The Drum is a global industry news publisher with offices in Glasgow, London, New York, and Singapore. The Drum editors use utm_campaign to show the where in the world visitors are coming from to read a story. Seeing how the newsletter audiences in different locations engage with different stories can help The Drum decide how to distribute coverage among their editorial staff.
How Parse.ly Uses Campaign Metrics and Content Analytics Together
Once you start tagging newsletter URLs with UTM parameters, you can see a new layer of metrics that’s generally unavailable in email marketing platforms. After I send out a newsletter, I check audience engagement in the Parse.ly dashboard.
This helps me make informed decisions about everything from design to what to write about next. Here are the metrics I look at when evaluating content analytics for campaigns.
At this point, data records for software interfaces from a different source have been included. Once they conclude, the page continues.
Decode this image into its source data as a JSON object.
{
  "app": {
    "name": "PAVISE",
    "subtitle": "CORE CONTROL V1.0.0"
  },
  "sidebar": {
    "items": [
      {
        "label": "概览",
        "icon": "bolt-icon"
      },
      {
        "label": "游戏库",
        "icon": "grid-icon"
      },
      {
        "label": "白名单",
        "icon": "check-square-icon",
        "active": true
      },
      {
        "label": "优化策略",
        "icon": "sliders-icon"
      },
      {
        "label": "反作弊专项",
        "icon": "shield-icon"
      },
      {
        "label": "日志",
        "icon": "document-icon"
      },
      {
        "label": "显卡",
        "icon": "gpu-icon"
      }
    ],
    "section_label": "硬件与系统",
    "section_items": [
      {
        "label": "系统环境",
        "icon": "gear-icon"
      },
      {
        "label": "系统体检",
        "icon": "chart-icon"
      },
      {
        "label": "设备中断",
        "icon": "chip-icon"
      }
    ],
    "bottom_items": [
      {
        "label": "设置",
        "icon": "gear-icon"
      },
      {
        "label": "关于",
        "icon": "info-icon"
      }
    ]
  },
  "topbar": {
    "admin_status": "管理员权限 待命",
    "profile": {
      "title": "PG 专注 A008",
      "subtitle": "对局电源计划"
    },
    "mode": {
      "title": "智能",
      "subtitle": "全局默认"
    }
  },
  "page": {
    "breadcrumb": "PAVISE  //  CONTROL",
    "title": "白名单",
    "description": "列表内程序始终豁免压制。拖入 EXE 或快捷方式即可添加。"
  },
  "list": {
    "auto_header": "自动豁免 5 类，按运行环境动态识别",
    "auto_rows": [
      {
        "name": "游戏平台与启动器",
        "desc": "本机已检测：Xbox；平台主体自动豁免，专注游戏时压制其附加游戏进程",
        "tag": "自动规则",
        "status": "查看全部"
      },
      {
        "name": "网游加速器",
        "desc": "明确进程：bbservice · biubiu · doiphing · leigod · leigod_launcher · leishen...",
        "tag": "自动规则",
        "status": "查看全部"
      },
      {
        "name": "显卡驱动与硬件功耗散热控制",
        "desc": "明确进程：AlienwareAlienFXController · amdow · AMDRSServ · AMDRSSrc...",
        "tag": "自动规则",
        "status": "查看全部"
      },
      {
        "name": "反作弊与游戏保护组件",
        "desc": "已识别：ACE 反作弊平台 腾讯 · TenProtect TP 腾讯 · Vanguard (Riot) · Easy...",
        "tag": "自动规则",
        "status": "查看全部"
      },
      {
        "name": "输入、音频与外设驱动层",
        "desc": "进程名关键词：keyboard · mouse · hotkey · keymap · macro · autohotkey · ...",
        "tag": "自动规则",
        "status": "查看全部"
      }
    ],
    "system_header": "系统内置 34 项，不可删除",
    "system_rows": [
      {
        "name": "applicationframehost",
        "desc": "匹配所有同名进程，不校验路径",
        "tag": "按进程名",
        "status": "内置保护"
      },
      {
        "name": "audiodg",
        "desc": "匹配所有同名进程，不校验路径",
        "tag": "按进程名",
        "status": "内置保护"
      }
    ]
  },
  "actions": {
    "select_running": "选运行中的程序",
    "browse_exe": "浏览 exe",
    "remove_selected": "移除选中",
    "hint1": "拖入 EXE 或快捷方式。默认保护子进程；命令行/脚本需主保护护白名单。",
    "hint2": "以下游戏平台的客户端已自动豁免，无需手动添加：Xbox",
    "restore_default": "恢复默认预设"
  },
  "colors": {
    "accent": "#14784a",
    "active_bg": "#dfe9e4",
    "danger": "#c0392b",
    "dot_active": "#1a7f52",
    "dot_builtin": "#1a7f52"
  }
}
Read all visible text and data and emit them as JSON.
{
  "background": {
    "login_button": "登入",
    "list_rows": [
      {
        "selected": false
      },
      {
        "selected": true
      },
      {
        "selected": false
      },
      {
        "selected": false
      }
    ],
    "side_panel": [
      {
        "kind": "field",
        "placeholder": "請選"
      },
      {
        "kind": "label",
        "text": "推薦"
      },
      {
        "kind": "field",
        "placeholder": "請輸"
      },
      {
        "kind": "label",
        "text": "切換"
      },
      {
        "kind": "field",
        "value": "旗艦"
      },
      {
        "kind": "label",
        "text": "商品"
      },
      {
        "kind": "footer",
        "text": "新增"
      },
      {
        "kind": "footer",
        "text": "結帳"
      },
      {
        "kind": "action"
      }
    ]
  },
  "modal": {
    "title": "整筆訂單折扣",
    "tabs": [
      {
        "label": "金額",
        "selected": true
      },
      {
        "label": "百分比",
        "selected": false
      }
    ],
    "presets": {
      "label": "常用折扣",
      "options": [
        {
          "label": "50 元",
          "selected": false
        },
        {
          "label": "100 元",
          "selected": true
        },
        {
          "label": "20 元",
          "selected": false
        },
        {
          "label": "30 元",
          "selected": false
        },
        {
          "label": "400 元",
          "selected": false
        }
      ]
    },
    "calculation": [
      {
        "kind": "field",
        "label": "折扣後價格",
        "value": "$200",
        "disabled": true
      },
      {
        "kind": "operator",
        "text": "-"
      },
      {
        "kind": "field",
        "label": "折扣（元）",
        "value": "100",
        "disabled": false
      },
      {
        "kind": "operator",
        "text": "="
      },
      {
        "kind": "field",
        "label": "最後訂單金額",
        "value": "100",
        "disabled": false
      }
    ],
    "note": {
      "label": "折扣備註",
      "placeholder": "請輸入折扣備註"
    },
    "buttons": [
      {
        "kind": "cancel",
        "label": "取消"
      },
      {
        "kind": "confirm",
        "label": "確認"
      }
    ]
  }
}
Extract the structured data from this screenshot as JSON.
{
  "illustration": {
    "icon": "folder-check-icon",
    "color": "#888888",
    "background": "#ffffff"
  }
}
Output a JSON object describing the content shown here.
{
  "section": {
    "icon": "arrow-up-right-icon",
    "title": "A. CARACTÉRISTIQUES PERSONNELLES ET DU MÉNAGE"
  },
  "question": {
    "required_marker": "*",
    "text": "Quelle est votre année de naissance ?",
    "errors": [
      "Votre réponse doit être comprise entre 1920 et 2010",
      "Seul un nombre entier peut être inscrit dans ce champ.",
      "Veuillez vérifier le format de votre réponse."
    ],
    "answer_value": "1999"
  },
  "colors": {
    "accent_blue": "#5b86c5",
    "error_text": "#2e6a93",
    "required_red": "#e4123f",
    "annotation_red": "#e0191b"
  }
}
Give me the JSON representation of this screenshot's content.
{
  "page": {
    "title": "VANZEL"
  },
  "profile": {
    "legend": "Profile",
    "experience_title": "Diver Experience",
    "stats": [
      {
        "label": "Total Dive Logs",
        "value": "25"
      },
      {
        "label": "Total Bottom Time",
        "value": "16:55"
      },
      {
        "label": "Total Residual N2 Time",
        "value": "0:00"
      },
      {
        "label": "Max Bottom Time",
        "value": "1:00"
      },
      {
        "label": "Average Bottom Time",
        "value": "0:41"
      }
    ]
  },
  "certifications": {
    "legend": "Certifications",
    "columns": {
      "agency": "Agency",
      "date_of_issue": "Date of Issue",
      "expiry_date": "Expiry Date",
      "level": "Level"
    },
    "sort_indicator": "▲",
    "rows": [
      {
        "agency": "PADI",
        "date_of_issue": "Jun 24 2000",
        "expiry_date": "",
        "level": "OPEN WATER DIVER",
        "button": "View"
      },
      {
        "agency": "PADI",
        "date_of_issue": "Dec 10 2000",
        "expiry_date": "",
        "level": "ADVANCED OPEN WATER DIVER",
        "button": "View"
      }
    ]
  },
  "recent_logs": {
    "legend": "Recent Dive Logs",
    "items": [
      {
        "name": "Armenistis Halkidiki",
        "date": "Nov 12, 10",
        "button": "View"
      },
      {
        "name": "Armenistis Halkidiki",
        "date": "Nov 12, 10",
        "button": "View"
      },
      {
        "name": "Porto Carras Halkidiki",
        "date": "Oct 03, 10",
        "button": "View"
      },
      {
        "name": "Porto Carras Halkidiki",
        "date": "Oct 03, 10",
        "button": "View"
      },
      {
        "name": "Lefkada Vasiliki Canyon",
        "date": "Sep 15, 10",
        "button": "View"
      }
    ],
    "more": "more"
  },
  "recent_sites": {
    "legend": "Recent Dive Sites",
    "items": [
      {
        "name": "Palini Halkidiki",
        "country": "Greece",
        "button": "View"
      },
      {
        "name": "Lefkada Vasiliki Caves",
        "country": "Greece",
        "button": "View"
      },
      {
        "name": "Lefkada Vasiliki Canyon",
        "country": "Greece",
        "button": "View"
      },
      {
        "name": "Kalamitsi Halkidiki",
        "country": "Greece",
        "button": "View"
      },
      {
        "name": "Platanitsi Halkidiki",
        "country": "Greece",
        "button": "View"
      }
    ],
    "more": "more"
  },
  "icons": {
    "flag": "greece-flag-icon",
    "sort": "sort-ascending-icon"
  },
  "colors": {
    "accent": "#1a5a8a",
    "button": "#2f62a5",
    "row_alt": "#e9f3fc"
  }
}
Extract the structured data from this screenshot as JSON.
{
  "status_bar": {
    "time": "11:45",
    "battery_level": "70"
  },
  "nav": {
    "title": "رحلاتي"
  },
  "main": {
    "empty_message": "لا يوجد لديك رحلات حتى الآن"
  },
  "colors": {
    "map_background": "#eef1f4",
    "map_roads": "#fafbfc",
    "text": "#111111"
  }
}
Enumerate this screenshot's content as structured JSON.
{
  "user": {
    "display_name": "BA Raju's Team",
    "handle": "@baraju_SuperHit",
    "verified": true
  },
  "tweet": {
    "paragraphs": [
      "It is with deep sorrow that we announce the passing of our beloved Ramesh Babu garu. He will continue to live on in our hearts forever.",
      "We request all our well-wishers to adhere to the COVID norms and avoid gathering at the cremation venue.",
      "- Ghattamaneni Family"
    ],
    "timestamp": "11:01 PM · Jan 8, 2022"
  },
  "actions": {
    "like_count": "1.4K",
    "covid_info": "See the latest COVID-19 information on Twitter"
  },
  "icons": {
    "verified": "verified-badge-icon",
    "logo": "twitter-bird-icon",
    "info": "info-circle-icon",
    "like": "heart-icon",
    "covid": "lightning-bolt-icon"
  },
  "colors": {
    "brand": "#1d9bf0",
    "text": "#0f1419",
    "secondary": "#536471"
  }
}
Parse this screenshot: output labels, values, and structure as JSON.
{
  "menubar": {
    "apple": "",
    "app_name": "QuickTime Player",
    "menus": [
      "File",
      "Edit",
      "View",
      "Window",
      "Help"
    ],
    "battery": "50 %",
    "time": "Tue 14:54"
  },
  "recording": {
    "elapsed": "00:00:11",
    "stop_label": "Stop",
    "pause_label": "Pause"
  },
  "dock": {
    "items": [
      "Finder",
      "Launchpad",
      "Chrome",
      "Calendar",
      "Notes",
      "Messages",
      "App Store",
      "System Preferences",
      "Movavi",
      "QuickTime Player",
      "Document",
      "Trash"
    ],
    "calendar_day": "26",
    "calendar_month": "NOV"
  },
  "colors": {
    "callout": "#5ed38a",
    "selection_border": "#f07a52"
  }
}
The overall number of visitors generated by a newsletter gives a quick, relative idea of how successful each send is. Looking closer at data around each link in the newsletter, though, contextualizes audience engagement even further. I’m able to see how the newsletter drove direct traffic to our site at post level.
Reviewing campaigns data from a recent newsletter send, I noticed this post garnered 57% of its visitors from the newsletter.
This was a high percentage, and I drilled down into the post data around engaged time, visitors, and device type to try and understand why this article resonated with readers.
It would be one thing if the post drove significant traffic and then visitors bounced immediately. Reach without engagement tells me something about the article isn’t sticking.
In this case, visitors who came to “We Can Always Be Better” through the newsletter spent more minutes on average reading the post than visitors referred from other sources. This tells me something’s working—maybe our readers responded to the topic or the interview-style format of the piece. I can keep this in mind when drafting future posts.
Engaged time is also a good benchmark for where to allocate resources. Knowing newsletter visitors spend more time engaging with content can help make the case for directing additional effort or resources to newsletter strategy.
From the device views breakdown, I’m able to see that most people read the newsletter on their desktop, but that doesn’t mean I should ignore mobile as a viable source of traffic.
Since the newsletter is viewed more on mobile than other parts of the site, I need to pay extra attention to making the newsletter template easy to read on all devices.
Understanding Newsletter Metrics is Understanding Your Audience
Knowing how your audience engaged with the content they landed on has direct applications for crafting the next newsletter send. Understanding audience behavior helps better serve that audience. Retaining loyal readers better equips you to monetize your newsletter and strengthen your brand voice.
Whatever your goal may be, digging deeper into data helps you put your audience first.
How do you set up your newsletter UTM codes? Share your thoughts with us by tweeting @parsely.